### Records
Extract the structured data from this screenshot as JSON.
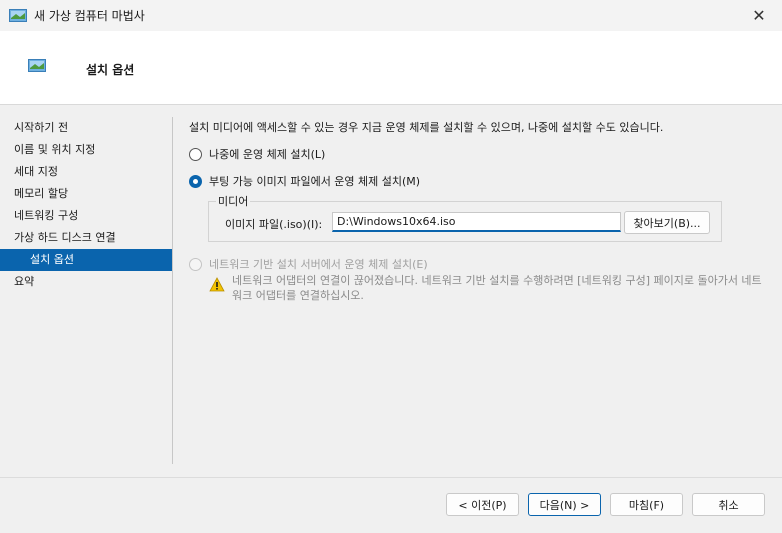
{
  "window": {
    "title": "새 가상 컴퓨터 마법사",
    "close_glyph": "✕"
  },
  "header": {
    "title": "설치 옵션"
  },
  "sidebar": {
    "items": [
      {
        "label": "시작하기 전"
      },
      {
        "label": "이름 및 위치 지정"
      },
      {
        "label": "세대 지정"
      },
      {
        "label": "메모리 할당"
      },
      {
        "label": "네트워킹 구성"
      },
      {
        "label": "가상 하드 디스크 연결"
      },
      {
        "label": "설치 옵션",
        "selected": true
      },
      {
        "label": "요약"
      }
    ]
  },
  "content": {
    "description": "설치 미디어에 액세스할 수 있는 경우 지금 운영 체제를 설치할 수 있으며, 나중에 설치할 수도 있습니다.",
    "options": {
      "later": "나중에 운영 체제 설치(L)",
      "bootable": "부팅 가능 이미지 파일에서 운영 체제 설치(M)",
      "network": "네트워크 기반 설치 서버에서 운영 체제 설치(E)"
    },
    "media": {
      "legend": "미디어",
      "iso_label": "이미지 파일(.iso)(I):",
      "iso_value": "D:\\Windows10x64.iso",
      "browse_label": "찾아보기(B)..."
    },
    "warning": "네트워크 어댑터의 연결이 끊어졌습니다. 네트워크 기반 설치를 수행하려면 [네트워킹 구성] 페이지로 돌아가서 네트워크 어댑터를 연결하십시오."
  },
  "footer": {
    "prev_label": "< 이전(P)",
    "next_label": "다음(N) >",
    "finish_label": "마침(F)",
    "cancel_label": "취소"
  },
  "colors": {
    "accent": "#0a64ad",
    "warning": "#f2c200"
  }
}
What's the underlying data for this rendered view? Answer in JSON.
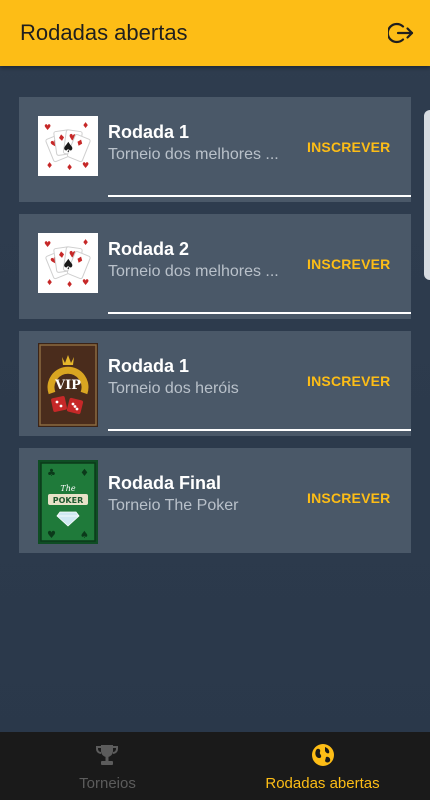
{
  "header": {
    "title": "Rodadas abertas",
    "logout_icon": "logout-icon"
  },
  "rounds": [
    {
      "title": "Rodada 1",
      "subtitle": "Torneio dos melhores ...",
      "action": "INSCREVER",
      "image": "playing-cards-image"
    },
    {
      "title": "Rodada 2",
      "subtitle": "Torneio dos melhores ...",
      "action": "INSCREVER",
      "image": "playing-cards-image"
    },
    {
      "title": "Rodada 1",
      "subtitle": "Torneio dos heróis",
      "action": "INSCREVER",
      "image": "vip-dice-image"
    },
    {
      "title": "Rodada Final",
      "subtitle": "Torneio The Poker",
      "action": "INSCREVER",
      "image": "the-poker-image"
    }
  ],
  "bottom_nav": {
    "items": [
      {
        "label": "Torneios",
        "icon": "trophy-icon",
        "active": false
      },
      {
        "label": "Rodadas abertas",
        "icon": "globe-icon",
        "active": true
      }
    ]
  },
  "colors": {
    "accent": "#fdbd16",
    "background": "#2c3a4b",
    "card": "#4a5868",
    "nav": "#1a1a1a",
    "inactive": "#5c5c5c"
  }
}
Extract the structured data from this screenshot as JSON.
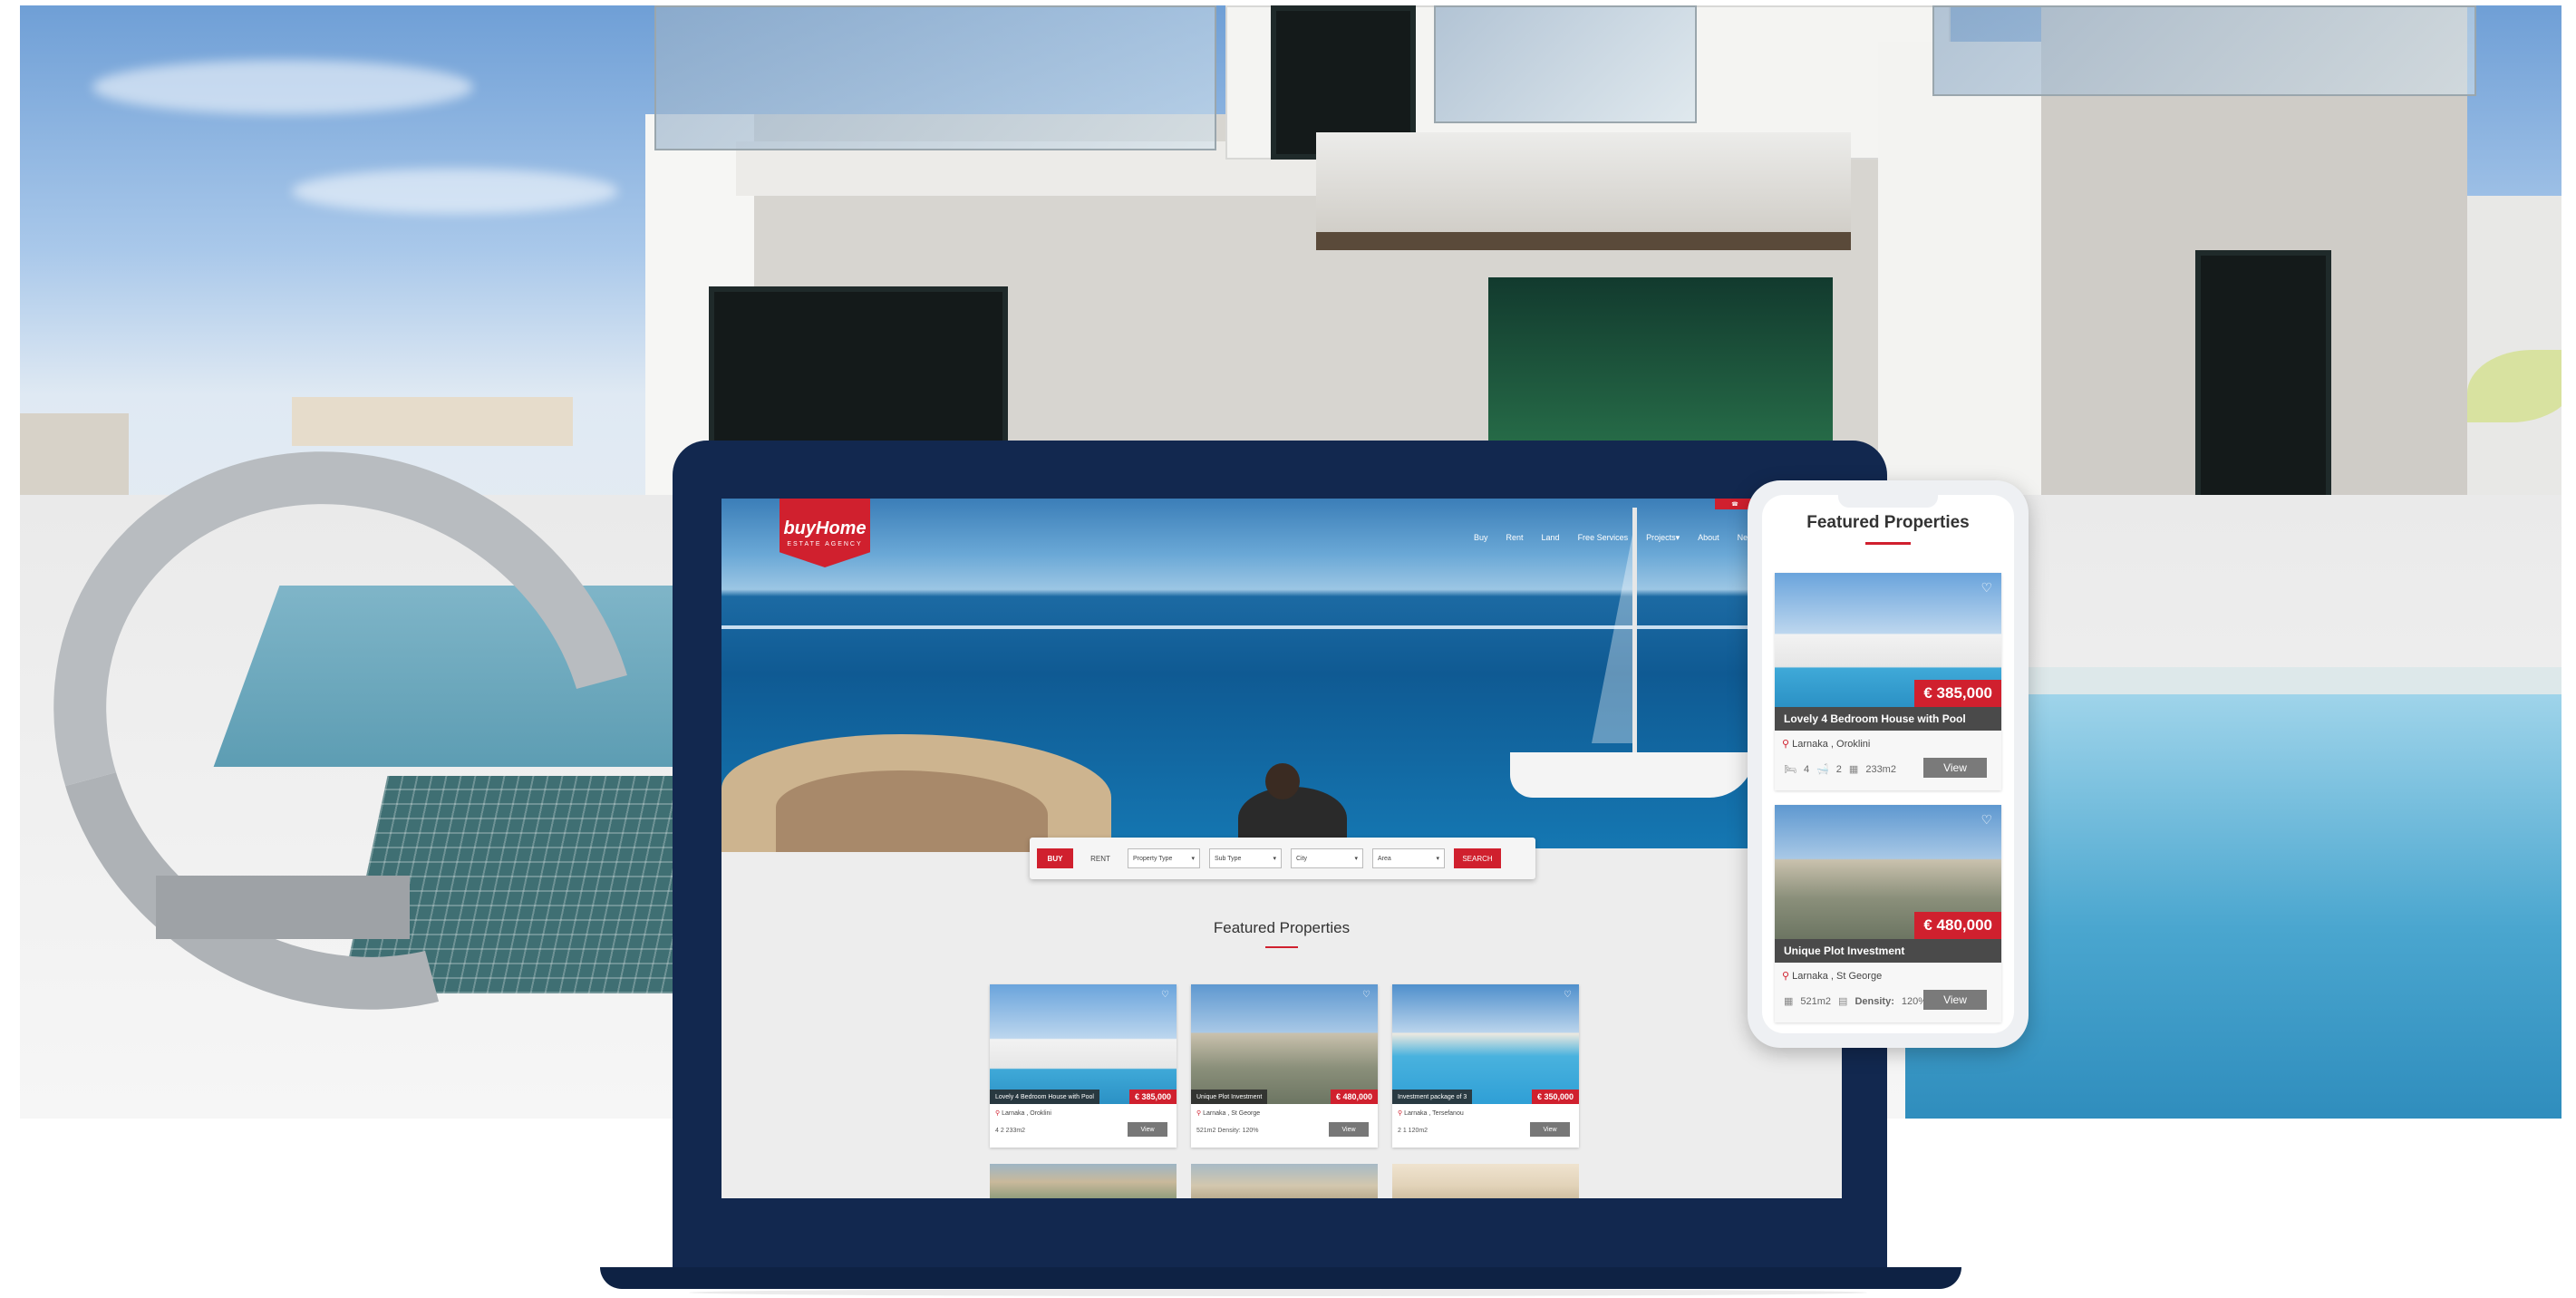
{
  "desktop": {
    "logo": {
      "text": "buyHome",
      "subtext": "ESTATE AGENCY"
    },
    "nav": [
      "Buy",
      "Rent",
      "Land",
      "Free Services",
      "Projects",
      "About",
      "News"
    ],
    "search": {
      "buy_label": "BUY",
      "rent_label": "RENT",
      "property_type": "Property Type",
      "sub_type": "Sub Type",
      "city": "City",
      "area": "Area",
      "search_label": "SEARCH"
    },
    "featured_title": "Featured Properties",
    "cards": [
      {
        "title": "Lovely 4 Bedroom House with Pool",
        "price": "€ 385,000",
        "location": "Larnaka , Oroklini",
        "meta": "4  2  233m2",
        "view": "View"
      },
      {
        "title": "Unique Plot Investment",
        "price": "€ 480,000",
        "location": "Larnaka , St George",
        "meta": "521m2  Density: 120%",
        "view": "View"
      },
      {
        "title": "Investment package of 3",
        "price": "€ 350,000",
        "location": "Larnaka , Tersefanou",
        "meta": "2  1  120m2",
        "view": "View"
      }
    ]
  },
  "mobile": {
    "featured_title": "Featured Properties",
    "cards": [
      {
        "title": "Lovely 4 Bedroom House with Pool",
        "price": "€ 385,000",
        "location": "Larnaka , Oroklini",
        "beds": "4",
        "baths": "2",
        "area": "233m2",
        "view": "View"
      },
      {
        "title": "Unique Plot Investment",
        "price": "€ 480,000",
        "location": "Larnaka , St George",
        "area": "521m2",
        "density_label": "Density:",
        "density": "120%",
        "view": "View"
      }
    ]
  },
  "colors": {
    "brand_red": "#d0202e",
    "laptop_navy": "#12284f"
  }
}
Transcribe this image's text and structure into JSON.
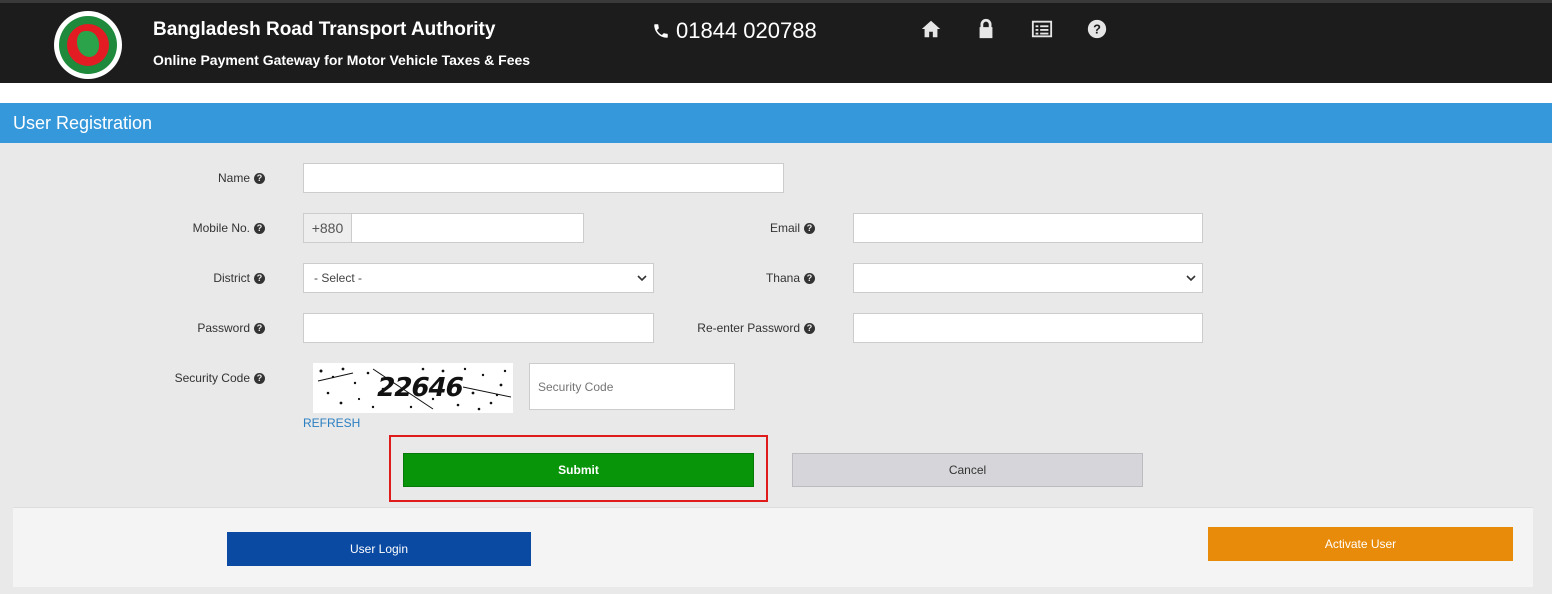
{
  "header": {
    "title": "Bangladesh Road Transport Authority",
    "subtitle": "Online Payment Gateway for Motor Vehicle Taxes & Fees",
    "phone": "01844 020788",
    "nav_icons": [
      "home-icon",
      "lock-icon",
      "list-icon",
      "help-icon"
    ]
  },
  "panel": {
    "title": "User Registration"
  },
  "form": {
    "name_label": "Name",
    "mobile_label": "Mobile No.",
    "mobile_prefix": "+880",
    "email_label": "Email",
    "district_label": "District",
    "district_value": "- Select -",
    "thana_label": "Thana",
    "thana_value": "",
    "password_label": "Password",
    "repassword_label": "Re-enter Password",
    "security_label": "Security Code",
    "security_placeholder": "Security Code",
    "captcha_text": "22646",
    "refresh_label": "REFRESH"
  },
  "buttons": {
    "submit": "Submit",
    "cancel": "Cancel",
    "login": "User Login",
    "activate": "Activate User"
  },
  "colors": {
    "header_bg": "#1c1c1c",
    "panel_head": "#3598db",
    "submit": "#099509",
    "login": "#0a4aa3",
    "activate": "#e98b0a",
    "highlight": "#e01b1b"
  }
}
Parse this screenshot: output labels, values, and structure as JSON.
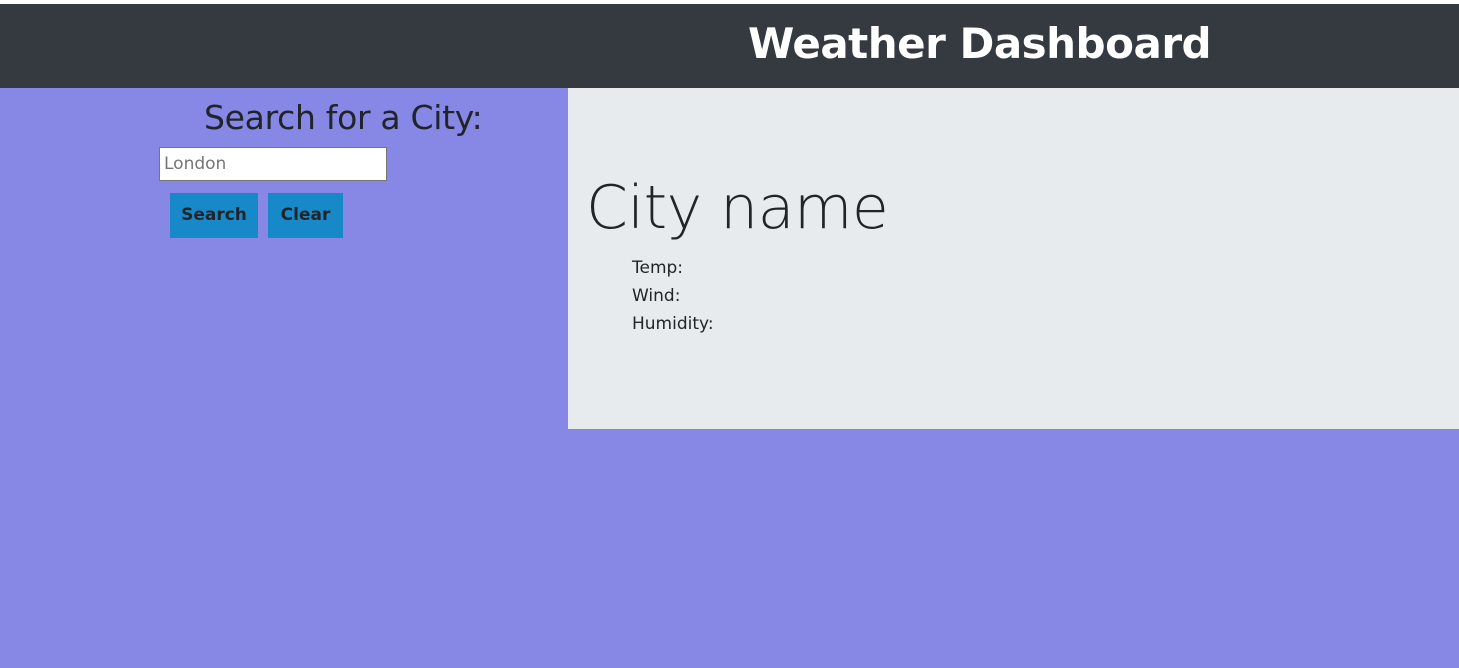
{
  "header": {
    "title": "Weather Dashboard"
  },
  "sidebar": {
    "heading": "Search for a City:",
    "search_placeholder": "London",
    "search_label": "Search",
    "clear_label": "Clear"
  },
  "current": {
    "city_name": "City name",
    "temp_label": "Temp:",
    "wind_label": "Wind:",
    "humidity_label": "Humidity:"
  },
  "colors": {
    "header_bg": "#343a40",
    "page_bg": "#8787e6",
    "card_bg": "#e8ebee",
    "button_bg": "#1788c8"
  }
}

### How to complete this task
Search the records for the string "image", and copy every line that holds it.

### Task response
      "image": "playing-cards-image"
      "image": "playing-cards-image"
      "image": "vip-dice-image"
      "image": "the-poker-image"
Transcribe this image's text and structure into JSON.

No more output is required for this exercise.